With the same passengers in the five-door model, however, the Tourneo Connect feels skittish, with a secondary ride that fails to settle down at higher speeds.
Price wise, the five-seat Tourneo starts at £16,545 in entry-level Zetec trim and equipped with a 1.0-litre EcoBoost engine. For the predicted best-selling specification of the 1.5-litre Duratorq petrol in Zetec trim, expect to pay £17,695.
For the larger seven-seat Tourneo, prices start at £19,945 for a 1.5-litre Duratorq model in Zetec trim. Expect to pay £22,295 for the same model in Titanium trim, again tipped to be the biggest seller.
There's already plenty of competition for the Tourneo Connect in the MPV sector from the likes of the Citroën Berlingo, Volkswagen Caddy Life and Ford's own C-Max as well as the van-based Peugeot Partner Tepee.

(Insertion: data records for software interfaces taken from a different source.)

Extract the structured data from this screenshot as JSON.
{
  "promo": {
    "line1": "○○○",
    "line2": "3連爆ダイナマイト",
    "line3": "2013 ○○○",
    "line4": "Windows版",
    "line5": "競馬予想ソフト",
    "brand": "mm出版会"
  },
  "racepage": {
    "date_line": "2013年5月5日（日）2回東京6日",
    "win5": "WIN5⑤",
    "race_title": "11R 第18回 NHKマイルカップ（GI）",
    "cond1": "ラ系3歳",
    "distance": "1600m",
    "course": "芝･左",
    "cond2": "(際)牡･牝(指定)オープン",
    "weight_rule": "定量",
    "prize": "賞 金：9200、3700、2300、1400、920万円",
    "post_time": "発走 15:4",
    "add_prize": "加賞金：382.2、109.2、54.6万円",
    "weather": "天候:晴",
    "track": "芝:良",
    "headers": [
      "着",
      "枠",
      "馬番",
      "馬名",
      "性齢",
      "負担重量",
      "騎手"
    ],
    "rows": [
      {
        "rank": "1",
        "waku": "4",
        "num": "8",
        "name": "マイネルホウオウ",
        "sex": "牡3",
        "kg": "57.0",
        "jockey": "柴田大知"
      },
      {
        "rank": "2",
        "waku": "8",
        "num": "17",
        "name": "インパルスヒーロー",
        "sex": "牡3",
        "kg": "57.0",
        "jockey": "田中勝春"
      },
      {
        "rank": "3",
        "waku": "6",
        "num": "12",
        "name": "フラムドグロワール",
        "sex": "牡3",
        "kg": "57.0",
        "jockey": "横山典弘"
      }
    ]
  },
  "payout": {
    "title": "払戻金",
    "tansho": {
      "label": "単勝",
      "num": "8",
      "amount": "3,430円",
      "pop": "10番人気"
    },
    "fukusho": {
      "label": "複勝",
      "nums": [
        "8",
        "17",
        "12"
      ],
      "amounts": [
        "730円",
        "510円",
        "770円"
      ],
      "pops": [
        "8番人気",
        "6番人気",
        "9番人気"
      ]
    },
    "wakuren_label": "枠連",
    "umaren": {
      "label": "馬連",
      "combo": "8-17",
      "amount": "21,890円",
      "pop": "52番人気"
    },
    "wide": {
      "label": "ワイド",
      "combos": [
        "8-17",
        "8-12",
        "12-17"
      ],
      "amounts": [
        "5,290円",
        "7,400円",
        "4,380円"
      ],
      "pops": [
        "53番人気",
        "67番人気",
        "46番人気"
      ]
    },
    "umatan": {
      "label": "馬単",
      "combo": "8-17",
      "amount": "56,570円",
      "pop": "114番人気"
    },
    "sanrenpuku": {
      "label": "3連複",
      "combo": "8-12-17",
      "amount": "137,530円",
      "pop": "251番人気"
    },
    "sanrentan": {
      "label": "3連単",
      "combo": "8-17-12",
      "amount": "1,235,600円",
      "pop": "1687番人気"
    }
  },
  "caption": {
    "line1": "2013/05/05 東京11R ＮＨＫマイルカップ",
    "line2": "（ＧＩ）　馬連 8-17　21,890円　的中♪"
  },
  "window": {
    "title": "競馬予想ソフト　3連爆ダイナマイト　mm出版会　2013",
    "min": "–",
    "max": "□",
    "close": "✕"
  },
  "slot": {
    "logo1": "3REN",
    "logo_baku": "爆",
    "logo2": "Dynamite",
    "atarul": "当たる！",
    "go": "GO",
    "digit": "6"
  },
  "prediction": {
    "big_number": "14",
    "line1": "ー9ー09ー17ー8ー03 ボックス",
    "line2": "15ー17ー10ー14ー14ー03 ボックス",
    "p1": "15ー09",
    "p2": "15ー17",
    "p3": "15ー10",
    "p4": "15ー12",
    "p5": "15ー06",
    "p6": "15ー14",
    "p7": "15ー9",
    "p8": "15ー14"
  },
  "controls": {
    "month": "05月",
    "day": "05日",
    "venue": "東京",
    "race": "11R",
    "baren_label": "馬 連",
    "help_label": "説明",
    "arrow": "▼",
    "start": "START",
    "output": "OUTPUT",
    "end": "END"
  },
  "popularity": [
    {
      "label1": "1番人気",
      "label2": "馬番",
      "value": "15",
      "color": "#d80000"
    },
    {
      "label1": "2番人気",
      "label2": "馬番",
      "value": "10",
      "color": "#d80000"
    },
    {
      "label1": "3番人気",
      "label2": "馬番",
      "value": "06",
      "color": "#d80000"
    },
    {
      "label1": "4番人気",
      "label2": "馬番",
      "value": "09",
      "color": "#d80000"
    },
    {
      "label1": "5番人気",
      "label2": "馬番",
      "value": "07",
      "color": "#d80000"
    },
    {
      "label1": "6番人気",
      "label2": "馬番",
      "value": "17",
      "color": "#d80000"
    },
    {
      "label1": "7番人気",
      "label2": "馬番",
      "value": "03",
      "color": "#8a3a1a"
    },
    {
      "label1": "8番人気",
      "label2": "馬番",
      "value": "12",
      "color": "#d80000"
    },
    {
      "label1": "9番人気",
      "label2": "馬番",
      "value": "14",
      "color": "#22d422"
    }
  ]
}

The Tourneo Connect is a rough-and-ready option in this market, however. There aren't many premium materials in the cabin - Ford instead choosing easy-wipe plastics for much of the trim - but for a large family with plenty of objects to carry that's exactly what is needed.
Buyers looking for luxury should perhaps look elsewhere, but for a mostly cheap and cheerful family load-lugger, the Tourneo Connect does its job very well indeed.